Best of Deals Car Reviews Repair Shops Cars A-Z Radio Show

Check engine light won't go away

2008 Chevrolet Impala LS 3.5 V6 flex fuel
Check engine code: P0304

Please help my horror story. I purchased my Impala 2 years ago, love my car. However, there has been a shadow in the form of a check engine light that I have always had. I purchased the car, the check engine light came on: P0304, multiple maintenance trips and multiple fixes over these two years.

  • changed spark plugs
  • Replaced catalytic converter
  • Switched to premium octane gas
  • Purchased new gas cap
  • Tried two different fuel injectors

No matter the attempt for resolution, It comes back with P0304. The car otherwise runs fine, but I’m tired of having the check engine light on, especially since it disables the automatic start feature on my key remote. Any ideas on where to go next?

The CEL system is very poorly designed and will not identify a problem but merely hints that there is a problem with your engine. You need to take your Impala to a mechanic who is qualified and experienced enough to find the root of the problem. It’s not easy but you could spend months and a boatload of money by using the “shotgun” method of mechanical troubleshooting. P0304 is a hard problem to pin down. Here are some common causes of the fault:

Worn out spark plugs, ignition wires, coil(s), distributor cap and rotor (when applicable)
Incorrect ignition timing
Vacuum leak(s)
Low or weak fuel pressure
Improperly functioning EGR system
Defective Mass Air Flow Sensor
Defective Crankshaft and/or Camshaft Sensor
Defective Throttle Position Sensor
Mechanical engine problems (i.e.—low compression, leaking head gasket(s), or valve problems

That code indicates a misfire in cylinder #4, so whoever told you to replace the catalytic converter was leading you down an expensive–and incorrect–path. Since changing the spark plugs didn’t resolve the problem, I would suggest that you consider the coil for the #4 cylinder as the probable cause of the problem.

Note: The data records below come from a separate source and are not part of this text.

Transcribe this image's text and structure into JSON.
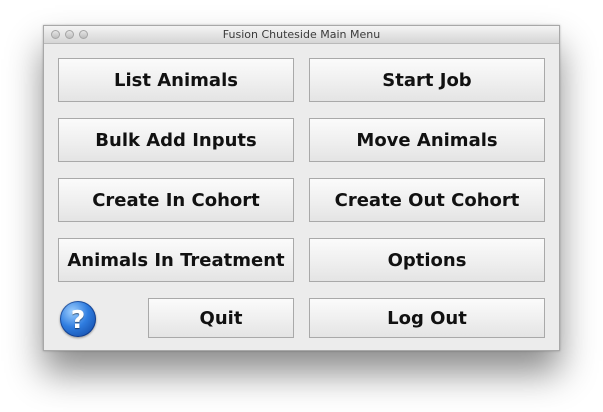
{
  "window": {
    "title": "Fusion Chuteside Main Menu"
  },
  "buttons": {
    "list_animals": "List Animals",
    "start_job": "Start Job",
    "bulk_add_inputs": "Bulk Add Inputs",
    "move_animals": "Move Animals",
    "create_in_cohort": "Create In Cohort",
    "create_out_cohort": "Create Out Cohort",
    "animals_in_treatment": "Animals In Treatment",
    "options": "Options",
    "quit": "Quit",
    "log_out": "Log Out"
  },
  "help": {
    "icon": "question-mark-icon",
    "glyph": "?"
  },
  "colors": {
    "window_bg": "#ececec",
    "button_border": "#a9a9a9",
    "help_blue": "#2f7de0"
  }
}
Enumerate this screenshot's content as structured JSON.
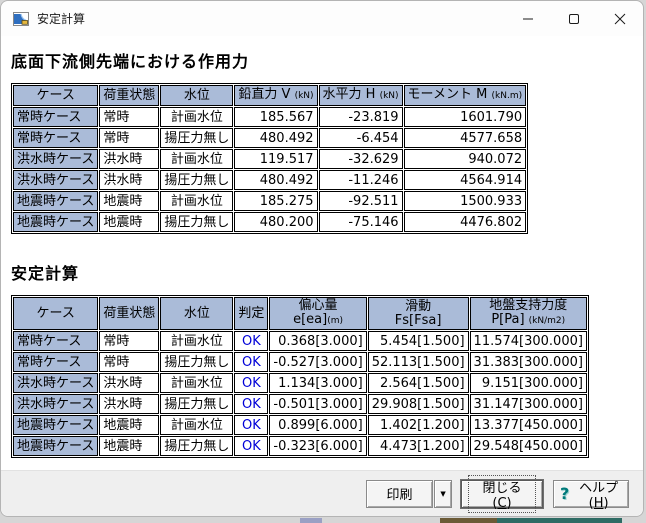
{
  "window": {
    "title": "安定計算",
    "icon_name": "weir-icon"
  },
  "section1": {
    "heading": "底面下流側先端における作用力",
    "table": {
      "columns": [
        {
          "label": "ケース",
          "unit": ""
        },
        {
          "label": "荷重状態",
          "unit": ""
        },
        {
          "label": "水位",
          "unit": ""
        },
        {
          "label": "鉛直力 V ",
          "unit": "(kN)"
        },
        {
          "label": "水平力 H ",
          "unit": "(kN)"
        },
        {
          "label": "モーメント M ",
          "unit": "(kN.m)"
        }
      ],
      "rows": [
        {
          "case": "常時ケース",
          "load": "常時",
          "level": "計画水位",
          "v": "185.567",
          "h": "-23.819",
          "m": "1601.790"
        },
        {
          "case": "常時ケース",
          "load": "常時",
          "level": "揚圧力無し",
          "v": "480.492",
          "h": "-6.454",
          "m": "4577.658"
        },
        {
          "case": "洪水時ケース",
          "load": "洪水時",
          "level": "計画水位",
          "v": "119.517",
          "h": "-32.629",
          "m": "940.072"
        },
        {
          "case": "洪水時ケース",
          "load": "洪水時",
          "level": "揚圧力無し",
          "v": "480.492",
          "h": "-11.246",
          "m": "4564.914"
        },
        {
          "case": "地震時ケース",
          "load": "地震時",
          "level": "計画水位",
          "v": "185.275",
          "h": "-92.511",
          "m": "1500.933"
        },
        {
          "case": "地震時ケース",
          "load": "地震時",
          "level": "揚圧力無し",
          "v": "480.200",
          "h": "-75.146",
          "m": "4476.802"
        }
      ]
    }
  },
  "section2": {
    "heading": "安定計算",
    "table": {
      "columns": [
        {
          "line1": "ケース",
          "line2": "",
          "unit": ""
        },
        {
          "line1": "荷重状態",
          "line2": "",
          "unit": ""
        },
        {
          "line1": "水位",
          "line2": "",
          "unit": ""
        },
        {
          "line1": "判定",
          "line2": "",
          "unit": ""
        },
        {
          "line1": "偏心量",
          "line2": "e[ea]",
          "unit": "(m)"
        },
        {
          "line1": "滑動",
          "line2": "Fs[Fsa]",
          "unit": ""
        },
        {
          "line1": "地盤支持力度",
          "line2": "P[Pa] ",
          "unit": "(kN/m2)"
        }
      ],
      "rows": [
        {
          "case": "常時ケース",
          "load": "常時",
          "level": "計画水位",
          "judge": "OK",
          "e": "0.368[3.000]",
          "fs": "5.454[1.500]",
          "p": "11.574[300.000]"
        },
        {
          "case": "常時ケース",
          "load": "常時",
          "level": "揚圧力無し",
          "judge": "OK",
          "e": "-0.527[3.000]",
          "fs": "52.113[1.500]",
          "p": "31.383[300.000]"
        },
        {
          "case": "洪水時ケース",
          "load": "洪水時",
          "level": "計画水位",
          "judge": "OK",
          "e": "1.134[3.000]",
          "fs": "2.564[1.500]",
          "p": "9.151[300.000]"
        },
        {
          "case": "洪水時ケース",
          "load": "洪水時",
          "level": "揚圧力無し",
          "judge": "OK",
          "e": "-0.501[3.000]",
          "fs": "29.908[1.500]",
          "p": "31.147[300.000]"
        },
        {
          "case": "地震時ケース",
          "load": "地震時",
          "level": "計画水位",
          "judge": "OK",
          "e": "0.899[6.000]",
          "fs": "1.402[1.200]",
          "p": "13.377[450.000]"
        },
        {
          "case": "地震時ケース",
          "load": "地震時",
          "level": "揚圧力無し",
          "judge": "OK",
          "e": "-0.323[6.000]",
          "fs": "4.473[1.200]",
          "p": "29.548[450.000]"
        }
      ]
    }
  },
  "footer": {
    "print_label": "印刷",
    "print_arrow": "▼",
    "close_pre": "閉じる(",
    "close_mnemonic": "C",
    "close_post": ")",
    "help_icon": "?",
    "help_pre": "ヘルプ(",
    "help_mnemonic": "H",
    "help_post": ")"
  },
  "colors": {
    "table_header_bg": "#aabbd8",
    "judge_ok_blue": "#0000d8",
    "help_question_teal": "#007a7a",
    "behind_strip_olive": "#6b5a36",
    "behind_strip_teal": "#2e6b64"
  }
}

3.5 uses coil pack. not too pricey. $50 range. i would have tried that right after the plugs.

Coil pack and a new set of wires would be my guess to clearing this PO304 code.

The converter, and gas cap would have no effect on the misfire code.
You could have eliminated the injector too simply by swapping the #4 injector with any other one and see if the misfire moves to that cylinder.


If PCM is flagging misfires yet the car runs fine, there may be an update for your PCM to address this.

Here’s the list I found, sounds like coil is next to try:
•Faulty spark plug 4 [done]
•Clogged or faulty fuel injector 4 [done]
•Faulty ignition coil 4
•Fuel injector 4 harness is open or shorted
•Fuel injector 4 circuit poor electrical connection
•Ignition coil 4 harness is open or shorted
•Ignition coil 4 circuit poor electrical connection
•Insufficient cylinder 4 compression
•Incorrect fuel pressure
•Intake air leak

Ah ha, bad harness connection which could be there from new. Wouldn’t be the first time.

A misfire is usually caused by one or more of these

  • spark problem
  • fuel injector problem
  • compression problem

So your shop just has to go through that list one by one. Spark and fuel injector problems are usually diagnosed by swapping parts from number 4 to another one that is working correctly. If the problem moves to the other cylinder, then you know that part is the problem. Parts to swap include the spark plugs the coil packs and the injectors. Testing the compression in all four cylinders is a simple test that any shop can do for you.

If nothing from the above is found to be the cause, and there’s no obvious symptom other than the check engine light it could be a problem with the the computer sensing the crankshaft position. Computer problem, or crankshaft position sensor, or the thing it senses as the engine rotates.